I looked at all possible 7-day streaks for all hitters back to 1993 that occurred in either March, April or May (I did this so that the preseason projections would be as accurate as possible – if we’re looking at streaks in August, it’s likely the player’s projection would have changed considerably by that point in the season). From there, I included all hitters who had played in at least five of the past seven days and who had at least three plate appearances on day eight. No context adjustments were made to the data.
“Hot” Hitters – 7 days
While I’ll be looking at a number of different stats, I decided to define a “hot” streak based upon FanDuel points accumulated (based on FanDuel’s MLB 35k format). The average hitter accumulates roughly three points per game, so to be included among the “hot streak” population, a hitter must have averaged at least six FanDuel points over a seven-day period. Here are the average errors for a number of different stats (keep in mind that the lower the number, the better). (All stats were scaled to league average before comparison except FanDuel points for clarity’s sake)
Here, we see that in all of the categories we look at, the preseason projection proves to be far more reliable in predicting future performance than the hot streak does.
If we chose to use a hitter’s 7-day hot streak to predict his next day performance, we would misestimate him that day by nearly five points, while using his preseason projection would have caused us to be wrong by just two points.
Perhaps seven days isn’t long enough, though. After all, it’s merely a week, a most players only play five games per week.
“Hot” Hitters – 14 days
So let’s repeat our study using 14 day hot streaks. The only thing that changes is that we require the player to have played on 10 of those 14 days.
Nope. Again, we find that the preseason projection is better suited to projecting future performance than the hot streak is. The 14-day streak is better than the 7-day streak, however. Marcels was better than the 7-day by 2.43 FanDuel points but was better than the 14-day by just 1.76 FanDuel points. Let’s try once more…
“Hot” Hitters – 30 days
What happens if a hitter manages to keep up a hot streak for a month (playing at least 21 of the 30 days)?
Again, the streak becomes more predictive (now it’s just 1.33 FanDuel Points worse than Marcel), but we’re still better off with the preseason projection.
No matter how long a hot streak lasts, it appears that using a projection (even a preseason projection as simple as Marcel) is far superior than trusting that the streak will continue.
Before I wrap up for the week, I have a couple of quick announcements that I hope you’ll stick around for.

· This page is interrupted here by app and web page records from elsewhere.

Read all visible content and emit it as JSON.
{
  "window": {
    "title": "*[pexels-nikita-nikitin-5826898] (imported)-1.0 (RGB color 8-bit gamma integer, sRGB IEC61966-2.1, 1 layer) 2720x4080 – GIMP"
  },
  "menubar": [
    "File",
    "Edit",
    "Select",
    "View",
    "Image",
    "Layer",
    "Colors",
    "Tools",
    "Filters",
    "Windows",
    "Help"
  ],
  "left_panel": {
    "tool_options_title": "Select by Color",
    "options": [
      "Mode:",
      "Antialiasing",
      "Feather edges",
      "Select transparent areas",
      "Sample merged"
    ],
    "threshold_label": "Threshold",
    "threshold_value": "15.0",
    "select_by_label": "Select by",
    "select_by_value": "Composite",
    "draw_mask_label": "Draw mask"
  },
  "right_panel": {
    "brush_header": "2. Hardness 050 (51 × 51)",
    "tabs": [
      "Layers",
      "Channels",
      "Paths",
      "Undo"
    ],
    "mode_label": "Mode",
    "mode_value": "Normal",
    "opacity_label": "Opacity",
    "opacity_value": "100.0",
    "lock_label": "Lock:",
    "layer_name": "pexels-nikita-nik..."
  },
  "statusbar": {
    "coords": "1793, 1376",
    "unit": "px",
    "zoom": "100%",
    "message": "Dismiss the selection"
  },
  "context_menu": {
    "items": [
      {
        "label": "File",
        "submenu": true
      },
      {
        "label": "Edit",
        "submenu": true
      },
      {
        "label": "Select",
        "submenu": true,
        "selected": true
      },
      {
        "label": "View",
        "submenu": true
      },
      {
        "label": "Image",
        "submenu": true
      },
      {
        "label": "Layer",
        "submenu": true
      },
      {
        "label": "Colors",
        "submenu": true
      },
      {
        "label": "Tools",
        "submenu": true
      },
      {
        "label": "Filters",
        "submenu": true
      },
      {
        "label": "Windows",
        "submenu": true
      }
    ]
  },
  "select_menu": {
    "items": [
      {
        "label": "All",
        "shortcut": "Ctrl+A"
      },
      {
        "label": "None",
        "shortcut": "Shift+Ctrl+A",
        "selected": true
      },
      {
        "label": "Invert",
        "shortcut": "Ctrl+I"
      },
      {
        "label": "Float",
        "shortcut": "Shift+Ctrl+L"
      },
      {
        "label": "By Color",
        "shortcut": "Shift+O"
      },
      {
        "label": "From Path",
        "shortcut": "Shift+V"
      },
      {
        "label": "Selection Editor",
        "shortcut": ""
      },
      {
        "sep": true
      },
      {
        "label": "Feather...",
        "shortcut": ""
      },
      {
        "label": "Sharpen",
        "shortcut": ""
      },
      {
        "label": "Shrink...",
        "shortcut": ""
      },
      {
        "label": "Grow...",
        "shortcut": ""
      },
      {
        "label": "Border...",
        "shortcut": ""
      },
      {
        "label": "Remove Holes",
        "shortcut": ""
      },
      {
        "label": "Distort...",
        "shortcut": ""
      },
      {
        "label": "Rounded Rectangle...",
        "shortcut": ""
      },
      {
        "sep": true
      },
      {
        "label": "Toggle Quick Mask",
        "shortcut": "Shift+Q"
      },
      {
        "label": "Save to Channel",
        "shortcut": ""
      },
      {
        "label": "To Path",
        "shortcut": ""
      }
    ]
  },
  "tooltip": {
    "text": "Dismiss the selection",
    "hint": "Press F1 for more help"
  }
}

First, as you probably know, I’ve been the Fantasy Manager of The Hardball Times for the past four years. I’ll soon be leaving THT and joining Baseball Prospectus, so be on the lookout for my first article over there on Monday.
Additionally, I also post to the website of the CardRunners Experts League. This week, I began a series looking at the value and reliability of closers. The first article in the series looks at how likely a closer is to keep his job the entire season.
Finally, I’ll be a guest on TribLIVE radio’s fantasy program again today at 4:30 PM EST. You can listen in live here.
Derek Carty’s work can also be found at Baseball Prospectus, CardRunners Fantasy Baseball, and DerekCarty.com. He has previously had his work published by The Hardball Times, NBC’s Rotoworld, Sports Illustrated, FOX Sports, and USA Today. He is the youngest champion in the history of LABR, the longest-running experts league in existence, and is a graduate of the MLB Scouting Bureau’s Scout Development Program (aka Scout School). He welcomes questions via e-mail, Facebook, or Twitter.